“Personal attacks make you look petty and weak, and this could be a very real reason for you to be passed over for a position,” said Bruce Weinstein at BusinessWeek. “Also bear in mind that professional circles can be small and tightly knit; it’s entirely possible your interviewer knows your previous boss or colleagues. You don’t want to acquire a reputation for being petty, vindictive, or tactless.”
My grandmother often said, “If you can’t say something nice – you’re better off not saying anything at all.”
Another bit of wise advice from this 99-year-old woman: “If you throw mud, you’re just losing ground.”
It’s similar to the Navy’s longstanding motto, “Loose lips sink ships.” Loose lips can also sink interviews, jobs and careers, as experienced recruiters can attest.
At a job interview, simply zip your lip about your boss and coworkers. You may even be goaded or flat out asked to discuss tell your boss’s management style or what you liked and disliked. This is a sure warning sign to zip your lip and not reveal any complaints you have about your current or past bosses.
If you say something negative about your boss, HR managers and interviewers assume that you’ll say something negative about a new boss, too.
Critical people tend to remain critical; recruiters quickly eliminate negative people during interviews.
So, you’re better off saying something nice and leaving it at that. With practice and deep study, you can find something nice to say about almost anyone.
Also, remember that most people believe that every story has more than one side. Apart from hearing yours, a hiring manager is bound to wonder what the other half of the story might be. Or, the interviewer may wonder if it is ever possible to please you.
It is considered good business practice to never complain, even if asked to do so.
When a complaint is necessary, always make it only to those who can do something about it, and only after you have carefully considered whether it’s worth it to complain. Pick your fights wisely.
Usually, it’s better to seek solutions than to make complaints. At least try to offer solutions before you file your complaint.
Take Advantage of Interview Opportunities to Promote Yourself
Instead of lodging complaints, turn the interview to your advantage.
Talk about your career objectives and your strengths and experiences.
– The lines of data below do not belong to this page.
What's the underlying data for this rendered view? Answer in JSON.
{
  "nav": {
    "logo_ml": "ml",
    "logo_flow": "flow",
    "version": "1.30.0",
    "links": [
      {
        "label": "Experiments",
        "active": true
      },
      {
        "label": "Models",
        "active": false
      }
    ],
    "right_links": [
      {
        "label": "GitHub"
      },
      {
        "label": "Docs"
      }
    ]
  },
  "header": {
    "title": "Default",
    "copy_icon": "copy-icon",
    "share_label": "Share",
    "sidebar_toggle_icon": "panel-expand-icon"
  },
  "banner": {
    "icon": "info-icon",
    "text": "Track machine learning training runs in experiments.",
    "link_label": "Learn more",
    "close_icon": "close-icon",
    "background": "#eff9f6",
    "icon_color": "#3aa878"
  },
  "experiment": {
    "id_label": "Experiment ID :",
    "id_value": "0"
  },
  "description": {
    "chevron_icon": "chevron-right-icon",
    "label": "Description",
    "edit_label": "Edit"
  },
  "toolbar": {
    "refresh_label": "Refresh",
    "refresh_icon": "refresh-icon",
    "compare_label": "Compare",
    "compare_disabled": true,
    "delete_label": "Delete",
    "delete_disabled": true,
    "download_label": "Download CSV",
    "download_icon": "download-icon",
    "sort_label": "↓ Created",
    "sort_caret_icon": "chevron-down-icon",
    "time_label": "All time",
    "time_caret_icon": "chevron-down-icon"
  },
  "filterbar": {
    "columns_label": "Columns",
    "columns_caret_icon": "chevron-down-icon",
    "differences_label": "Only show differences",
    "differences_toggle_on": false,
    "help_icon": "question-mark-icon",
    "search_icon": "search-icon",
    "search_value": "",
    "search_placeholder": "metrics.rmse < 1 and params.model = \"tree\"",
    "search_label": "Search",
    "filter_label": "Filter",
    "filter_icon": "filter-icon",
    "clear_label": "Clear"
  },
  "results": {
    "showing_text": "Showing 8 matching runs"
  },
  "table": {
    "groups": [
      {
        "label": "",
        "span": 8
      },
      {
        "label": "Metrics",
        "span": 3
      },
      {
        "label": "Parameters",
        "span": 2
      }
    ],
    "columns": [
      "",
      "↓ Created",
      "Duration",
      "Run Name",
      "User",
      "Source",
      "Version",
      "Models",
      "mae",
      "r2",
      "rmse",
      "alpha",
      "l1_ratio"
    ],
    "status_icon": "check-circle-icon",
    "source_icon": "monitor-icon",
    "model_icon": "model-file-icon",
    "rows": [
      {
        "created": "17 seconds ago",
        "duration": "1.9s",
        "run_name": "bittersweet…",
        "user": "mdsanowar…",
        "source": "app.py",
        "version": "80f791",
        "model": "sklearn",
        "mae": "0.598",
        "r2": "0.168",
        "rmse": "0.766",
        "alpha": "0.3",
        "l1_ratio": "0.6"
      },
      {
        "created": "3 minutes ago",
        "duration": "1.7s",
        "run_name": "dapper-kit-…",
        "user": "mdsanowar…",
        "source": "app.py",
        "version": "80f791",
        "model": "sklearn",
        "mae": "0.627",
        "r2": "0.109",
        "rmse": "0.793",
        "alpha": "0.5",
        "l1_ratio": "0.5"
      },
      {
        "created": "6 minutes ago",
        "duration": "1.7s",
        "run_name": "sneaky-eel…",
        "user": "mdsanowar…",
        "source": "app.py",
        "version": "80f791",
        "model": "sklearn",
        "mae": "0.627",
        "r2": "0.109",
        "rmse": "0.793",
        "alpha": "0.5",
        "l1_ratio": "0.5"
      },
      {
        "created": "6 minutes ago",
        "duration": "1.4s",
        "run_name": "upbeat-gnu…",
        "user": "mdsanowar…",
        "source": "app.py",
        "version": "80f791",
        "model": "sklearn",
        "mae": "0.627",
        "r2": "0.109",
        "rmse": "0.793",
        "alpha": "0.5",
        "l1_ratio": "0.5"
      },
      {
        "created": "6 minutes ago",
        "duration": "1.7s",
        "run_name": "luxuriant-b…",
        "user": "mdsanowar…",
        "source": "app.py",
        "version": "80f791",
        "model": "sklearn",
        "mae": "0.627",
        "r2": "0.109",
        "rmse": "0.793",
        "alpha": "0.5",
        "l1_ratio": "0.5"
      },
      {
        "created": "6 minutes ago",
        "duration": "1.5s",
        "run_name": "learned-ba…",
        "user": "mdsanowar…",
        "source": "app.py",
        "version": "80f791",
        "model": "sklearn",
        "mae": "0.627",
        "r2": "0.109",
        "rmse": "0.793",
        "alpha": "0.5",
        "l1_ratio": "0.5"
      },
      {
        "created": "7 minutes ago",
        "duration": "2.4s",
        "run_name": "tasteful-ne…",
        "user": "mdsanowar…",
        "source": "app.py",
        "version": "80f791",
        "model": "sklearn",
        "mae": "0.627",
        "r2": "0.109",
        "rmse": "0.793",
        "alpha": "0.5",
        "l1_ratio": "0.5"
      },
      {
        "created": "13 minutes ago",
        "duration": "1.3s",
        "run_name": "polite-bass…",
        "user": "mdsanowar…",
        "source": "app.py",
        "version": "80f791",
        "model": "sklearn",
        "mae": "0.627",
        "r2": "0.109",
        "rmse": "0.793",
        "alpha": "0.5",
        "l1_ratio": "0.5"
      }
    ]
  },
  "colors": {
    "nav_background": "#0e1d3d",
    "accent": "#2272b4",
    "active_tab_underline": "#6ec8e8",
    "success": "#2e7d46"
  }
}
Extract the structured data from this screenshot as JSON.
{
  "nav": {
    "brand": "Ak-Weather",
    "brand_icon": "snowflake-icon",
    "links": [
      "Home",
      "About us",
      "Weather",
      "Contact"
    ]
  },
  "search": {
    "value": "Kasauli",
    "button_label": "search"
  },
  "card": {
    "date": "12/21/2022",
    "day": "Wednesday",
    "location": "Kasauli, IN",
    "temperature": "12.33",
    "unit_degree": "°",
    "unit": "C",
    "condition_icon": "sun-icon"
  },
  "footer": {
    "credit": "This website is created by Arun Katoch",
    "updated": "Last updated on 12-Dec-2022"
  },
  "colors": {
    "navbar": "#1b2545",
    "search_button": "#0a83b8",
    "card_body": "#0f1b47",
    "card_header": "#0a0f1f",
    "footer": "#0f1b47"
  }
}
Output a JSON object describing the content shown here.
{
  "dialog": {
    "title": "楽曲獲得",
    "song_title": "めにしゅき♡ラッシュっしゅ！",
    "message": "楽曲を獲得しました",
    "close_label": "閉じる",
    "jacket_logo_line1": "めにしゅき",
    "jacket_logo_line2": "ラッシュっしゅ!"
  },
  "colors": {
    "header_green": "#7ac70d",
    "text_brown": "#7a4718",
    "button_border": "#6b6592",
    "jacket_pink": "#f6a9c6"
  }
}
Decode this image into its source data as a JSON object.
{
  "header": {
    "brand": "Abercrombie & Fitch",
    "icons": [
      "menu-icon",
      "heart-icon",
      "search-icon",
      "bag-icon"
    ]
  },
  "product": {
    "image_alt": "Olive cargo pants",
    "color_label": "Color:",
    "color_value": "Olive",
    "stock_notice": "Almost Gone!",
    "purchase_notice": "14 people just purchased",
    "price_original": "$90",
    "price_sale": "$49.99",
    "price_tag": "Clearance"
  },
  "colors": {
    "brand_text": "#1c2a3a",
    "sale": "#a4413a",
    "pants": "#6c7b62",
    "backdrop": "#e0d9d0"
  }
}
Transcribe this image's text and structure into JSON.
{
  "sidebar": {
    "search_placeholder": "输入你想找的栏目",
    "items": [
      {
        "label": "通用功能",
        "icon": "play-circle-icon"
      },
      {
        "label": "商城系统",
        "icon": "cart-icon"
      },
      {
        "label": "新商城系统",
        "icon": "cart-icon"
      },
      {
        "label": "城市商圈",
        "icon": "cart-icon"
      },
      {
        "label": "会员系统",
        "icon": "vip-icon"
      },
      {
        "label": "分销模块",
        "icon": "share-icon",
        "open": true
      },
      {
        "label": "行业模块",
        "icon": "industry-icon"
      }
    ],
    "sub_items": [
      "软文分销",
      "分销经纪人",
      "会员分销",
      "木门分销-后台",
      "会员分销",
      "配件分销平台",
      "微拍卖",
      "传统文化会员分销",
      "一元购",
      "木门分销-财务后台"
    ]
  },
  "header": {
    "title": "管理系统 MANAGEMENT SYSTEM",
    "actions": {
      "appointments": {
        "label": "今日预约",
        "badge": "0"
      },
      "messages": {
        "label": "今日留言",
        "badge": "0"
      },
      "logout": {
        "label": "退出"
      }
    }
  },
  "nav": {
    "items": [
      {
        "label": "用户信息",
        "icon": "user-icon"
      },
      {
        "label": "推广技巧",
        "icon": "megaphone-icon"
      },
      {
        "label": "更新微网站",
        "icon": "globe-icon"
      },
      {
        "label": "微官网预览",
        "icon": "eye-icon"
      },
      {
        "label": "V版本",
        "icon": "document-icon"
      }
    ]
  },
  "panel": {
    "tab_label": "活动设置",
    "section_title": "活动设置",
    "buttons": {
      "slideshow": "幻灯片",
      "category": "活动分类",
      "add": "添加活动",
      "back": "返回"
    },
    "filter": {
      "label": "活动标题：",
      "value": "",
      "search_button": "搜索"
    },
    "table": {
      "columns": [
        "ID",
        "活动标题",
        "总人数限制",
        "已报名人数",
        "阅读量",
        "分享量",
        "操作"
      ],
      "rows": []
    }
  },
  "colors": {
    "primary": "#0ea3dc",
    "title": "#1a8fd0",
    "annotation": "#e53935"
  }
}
You might say something about the fact that you want a greater challenge for your talents than what the last company offered, or you’re seeking greater responsibilities, or your previous employer laid off a number of employees after restructuring the company, etc.
Here’s another way to answer that pesky question” “Why did you leave your last job?”Focus on what you learned from the experience at the last company. Be sure to make it positive and end by mentioning a talent that is in demand at the company that is interviewing you.
Stay positive — and hope that people know that your previous boss really was a jerk.
Badmouthing the former boss is bad business even if the interviewer knows you are telling the truth.
By being diplomatic and not mentioning it at all, you will impress the interviewer as someone who has credibility, discretion and integrity, all highly desired traits.
Badmouthing a previous boss is a sure-fire way to burn your bridges, too. You may need a reference from that boss; you can’t expect something favorable from him if you were caught complaining — especially if you did it in writing on the Internet.
I’ve found that time can heal most wounds caused by verbal disagreements. But written complaints cause deeper wounds, especially if you’re caught complaining –- or worse, libeling a person or company in writing.
Thanks to the internet, these comments can follow you forever. In the worst case scenario, you get fired and/or sued thanks to your big mouth, and it is unlikely that you will easily get a new job.
Records of lawsuits are easy to find online; any company doing basic background checks will find them.
So now you know; you’ve been warned and you’ve been schooled… It’s simply a very bad career move to criticize a boss, other employees or a company for that matter. Doing so online is apt to get you fired – possibly even immediately.
Remember, too, that what goes online tends to stay online for a very long time. Potential future employers can see what you’ve said about others; it’s likely to cost you a job you really want now or in the future.